Day one: 

Our team of volunteers saw approximately 115 patients today inside a small church located in an Indian village some 12,000 ft atop the Andes Mountains. Great success. It went smoothly. The views were breathtaking. The people are very kind and grateful for our services.

Day two:

Our team saw a total of 150 patients today. We set up a tent as our exam area. Another great day. Lots of cataracts and pterygia. There are many relatively active volcanoes in the Andes, and we’re finding many ocular issues related to past volcanic events that the people have lived through.

Day Three:

The FIBUSPAM team examined 140 patients, and there were more children today. Existing near the equator is very apparent in the number of patients with visually significant cataracts. The genetic isolation of the population is also notable in the refractive error patterns from one village to another. 
The breathtaking views and the warmth of the indigenous people never ceases to impress.
Random thoughts of the day: There are a lot of stray dogs here. It’s never too early to protect your eyes from the sun. Clean running water is a luxury.

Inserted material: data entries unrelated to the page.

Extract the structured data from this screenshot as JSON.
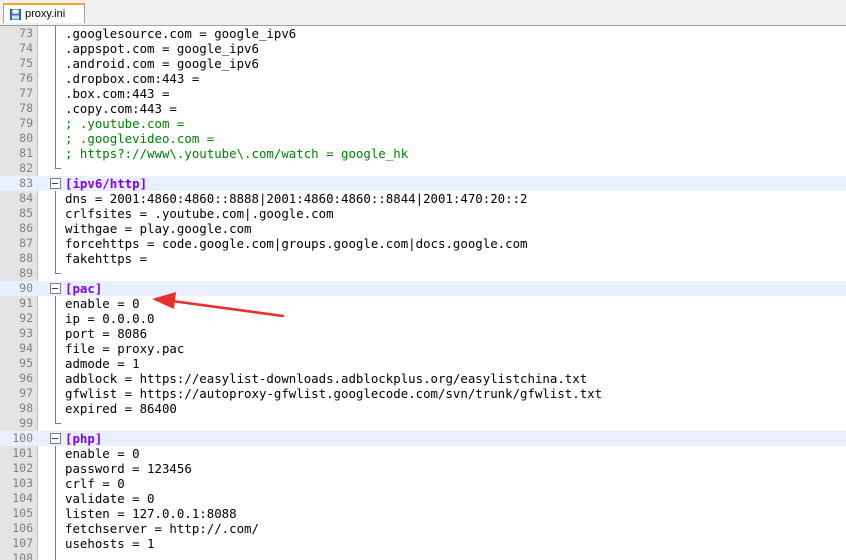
{
  "tab": {
    "label": "proxy.ini"
  },
  "lines": [
    {
      "n": "73",
      "t": ".googlesource.com = google_ipv6",
      "k": "kv",
      "f": "vline"
    },
    {
      "n": "74",
      "t": ".appspot.com = google_ipv6",
      "k": "kv",
      "f": "vline"
    },
    {
      "n": "75",
      "t": ".android.com = google_ipv6",
      "k": "kv",
      "f": "vline"
    },
    {
      "n": "76",
      "t": ".dropbox.com:443 =",
      "k": "kv",
      "f": "vline"
    },
    {
      "n": "77",
      "t": ".box.com:443 =",
      "k": "kv",
      "f": "vline"
    },
    {
      "n": "78",
      "t": ".copy.com:443 =",
      "k": "kv",
      "f": "vline"
    },
    {
      "n": "79",
      "t": "; .youtube.com =",
      "k": "comment",
      "f": "vline"
    },
    {
      "n": "80",
      "t": "; .googlevideo.com =",
      "k": "comment",
      "f": "vline"
    },
    {
      "n": "81",
      "t": "; https?://www\\.youtube\\.com/watch = google_hk",
      "k": "comment",
      "f": "vline"
    },
    {
      "n": "82",
      "t": "",
      "k": "kv",
      "f": "end"
    },
    {
      "n": "83",
      "t": "[ipv6/http]",
      "k": "section",
      "f": "box"
    },
    {
      "n": "84",
      "t": "dns = 2001:4860:4860::8888|2001:4860:4860::8844|2001:470:20::2",
      "k": "kv",
      "f": "vline"
    },
    {
      "n": "85",
      "t": "crlfsites = .youtube.com|.google.com",
      "k": "kv",
      "f": "vline"
    },
    {
      "n": "86",
      "t": "withgae = play.google.com",
      "k": "kv",
      "f": "vline"
    },
    {
      "n": "87",
      "t": "forcehttps = code.google.com|groups.google.com|docs.google.com",
      "k": "kv",
      "f": "vline"
    },
    {
      "n": "88",
      "t": "fakehttps =",
      "k": "kv",
      "f": "vline"
    },
    {
      "n": "89",
      "t": "",
      "k": "kv",
      "f": "end"
    },
    {
      "n": "90",
      "t": "[pac]",
      "k": "section",
      "f": "box"
    },
    {
      "n": "91",
      "t": "enable = 0",
      "k": "kv",
      "f": "vline"
    },
    {
      "n": "92",
      "t": "ip = 0.0.0.0",
      "k": "kv",
      "f": "vline"
    },
    {
      "n": "93",
      "t": "port = 8086",
      "k": "kv",
      "f": "vline"
    },
    {
      "n": "94",
      "t": "file = proxy.pac",
      "k": "kv",
      "f": "vline"
    },
    {
      "n": "95",
      "t": "admode = 1",
      "k": "kv",
      "f": "vline"
    },
    {
      "n": "96",
      "t": "adblock = https://easylist-downloads.adblockplus.org/easylistchina.txt",
      "k": "kv",
      "f": "vline"
    },
    {
      "n": "97",
      "t": "gfwlist = https://autoproxy-gfwlist.googlecode.com/svn/trunk/gfwlist.txt",
      "k": "kv",
      "f": "vline"
    },
    {
      "n": "98",
      "t": "expired = 86400",
      "k": "kv",
      "f": "vline"
    },
    {
      "n": "99",
      "t": "",
      "k": "kv",
      "f": "end"
    },
    {
      "n": "100",
      "t": "[php]",
      "k": "section",
      "f": "box"
    },
    {
      "n": "101",
      "t": "enable = 0",
      "k": "kv",
      "f": "vline"
    },
    {
      "n": "102",
      "t": "password = 123456",
      "k": "kv",
      "f": "vline"
    },
    {
      "n": "103",
      "t": "crlf = 0",
      "k": "kv",
      "f": "vline"
    },
    {
      "n": "104",
      "t": "validate = 0",
      "k": "kv",
      "f": "vline"
    },
    {
      "n": "105",
      "t": "listen = 127.0.0.1:8088",
      "k": "kv",
      "f": "vline"
    },
    {
      "n": "106",
      "t": "fetchserver = http://.com/",
      "k": "kv",
      "f": "vline"
    },
    {
      "n": "107",
      "t": "usehosts = 1",
      "k": "kv",
      "f": "vline"
    },
    {
      "n": "108",
      "t": "",
      "k": "kv",
      "f": "vline"
    }
  ],
  "colors": {
    "section": "#8000ff",
    "comment": "#008000",
    "arrow": "#e8302a",
    "tab_accent": "#f5a623"
  }
}
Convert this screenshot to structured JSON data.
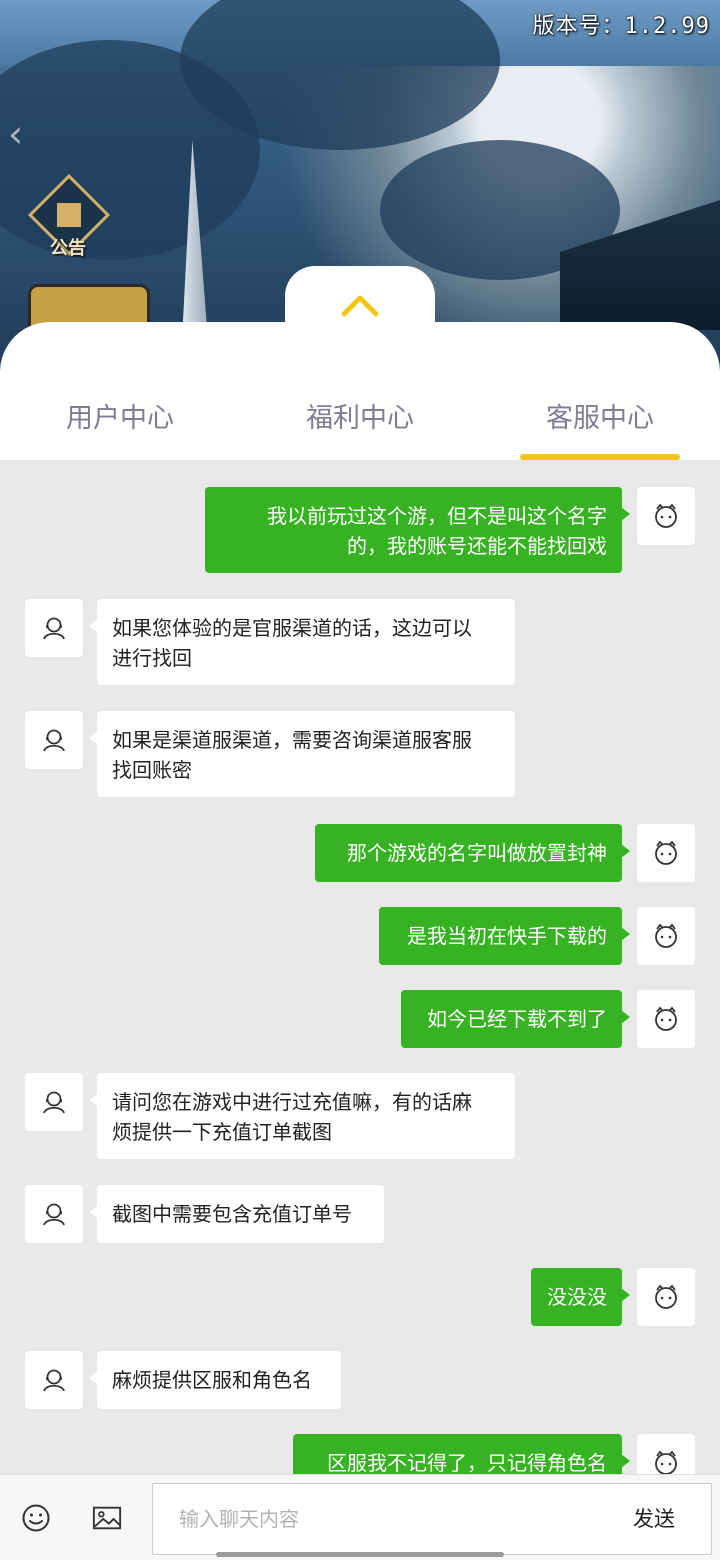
{
  "header": {
    "version_text": "版本号：1.2.99"
  },
  "game_overlay": {
    "notice_label": "公告"
  },
  "tabs": [
    {
      "label": "用户中心",
      "active": false
    },
    {
      "label": "福利中心",
      "active": false
    },
    {
      "label": "客服中心",
      "active": true
    }
  ],
  "accent_color": "#f5c518",
  "bubble_colors": {
    "me": "#37b222",
    "cs": "#ffffff"
  },
  "messages": [
    {
      "from": "me",
      "lines": [
        "我以前玩过这个游，但不是叫这个名字",
        "的，我的账号还能不能找回戏"
      ]
    },
    {
      "from": "cs",
      "lines": [
        "如果您体验的是官服渠道的话，这边可以",
        "进行找回"
      ]
    },
    {
      "from": "cs",
      "lines": [
        "如果是渠道服渠道，需要咨询渠道服客服",
        "找回账密"
      ]
    },
    {
      "from": "me",
      "lines": [
        "那个游戏的名字叫做放置封神"
      ]
    },
    {
      "from": "me",
      "lines": [
        "是我当初在快手下载的"
      ]
    },
    {
      "from": "me",
      "lines": [
        "如今已经下载不到了"
      ]
    },
    {
      "from": "cs",
      "lines": [
        "请问您在游戏中进行过充值嘛，有的话麻",
        "烦提供一下充值订单截图"
      ]
    },
    {
      "from": "cs",
      "lines": [
        "截图中需要包含充值订单号"
      ]
    },
    {
      "from": "me",
      "lines": [
        "没没没"
      ]
    },
    {
      "from": "cs",
      "lines": [
        "麻烦提供区服和角色名"
      ]
    },
    {
      "from": "me",
      "lines": [
        "区服我不记得了，只记得角色名"
      ]
    }
  ],
  "input": {
    "placeholder": "输入聊天内容",
    "value": "",
    "send_label": "发送"
  }
}
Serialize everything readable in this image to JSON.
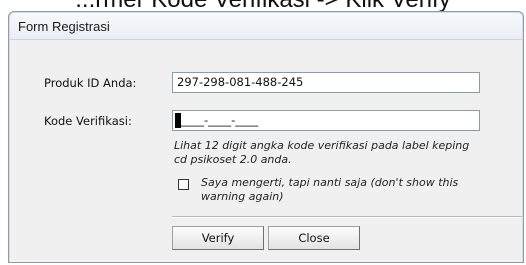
{
  "caption": "...rmer Kode Verifikasi -> Klik Verify",
  "window": {
    "title": "Form Registrasi"
  },
  "form": {
    "produk_label": "Produk ID Anda:",
    "produk_value": "297-298-081-488-245",
    "kode_label": "Kode Verifikasi:",
    "kode_value": "____-____-____",
    "hint": "Lihat 12 digit angka kode verifikasi pada label keping cd psikoset 2.0 anda.",
    "checkbox_label": "Saya mengerti, tapi nanti saja (don't show this warning again)",
    "checkbox_checked": false
  },
  "buttons": {
    "verify_label": "Verify",
    "close_label": "Close"
  }
}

Day Four:

Today presented with different kinds of challenges. We safely traversed a landslide, but not without apprehension, considering we were on the edge of a cliff in the Andes Highlands. The village seemed to be located above the clouds. Our very first patient was a five year old boy with congenital glaucoma which will require surgical intervention. Heartbreaking. We wish him and his family all the best during his surgery in July. 
Today we parted ways with the very special ladies of the Rotary clubs of Simsbury, Granby, and New Britain, Connecticut. What an amazing group of people. It was an honor to have worked alongside them. Looking forward to working with all of you in the future. 
A special thanks to Paul Martel, the founder and fearless leader of FIBUSPAM, for bringing this team together to embark on this wonderful journey.
Random thoughts of the day: I prefer cliff views from the top, and I much prefer mudslides on the rocks at a bar. Vision is so precious; never take it for granted.

Day Five:

Today was our last day of clinic in Ecuador. We examined two congenitally blind children, saw the most extensive pterygium that Dr. Schwartz or I have ever seen, several traumatic cataracts, severe stage glaucoma, and significant corneal scars. It was a productive and educational day. 

Thank you, Dr. Elwin and Cheryl Schwartz for inviting me to participate in this incredible medical mission. I was also fortunate to meet professor Ray Dennis, and two of his student opticians Sharon Perkins and Savannah Mohan of Middlesex Community College. I cannot say enough great things about the FIBUSPAM team, and the founder Paul Martel. I can only hope to join your ranks one day. 

There is no better way to see the world than through the eyes of the native, and doing so while helping those in need. 

Thought of the day: Happiness is a state of mind. Glasses change lives. See well. Be well. Spread the love.

Dr. Raji of Middlesex Eye Physicians Gives Back in a Recent Trip to Ecuador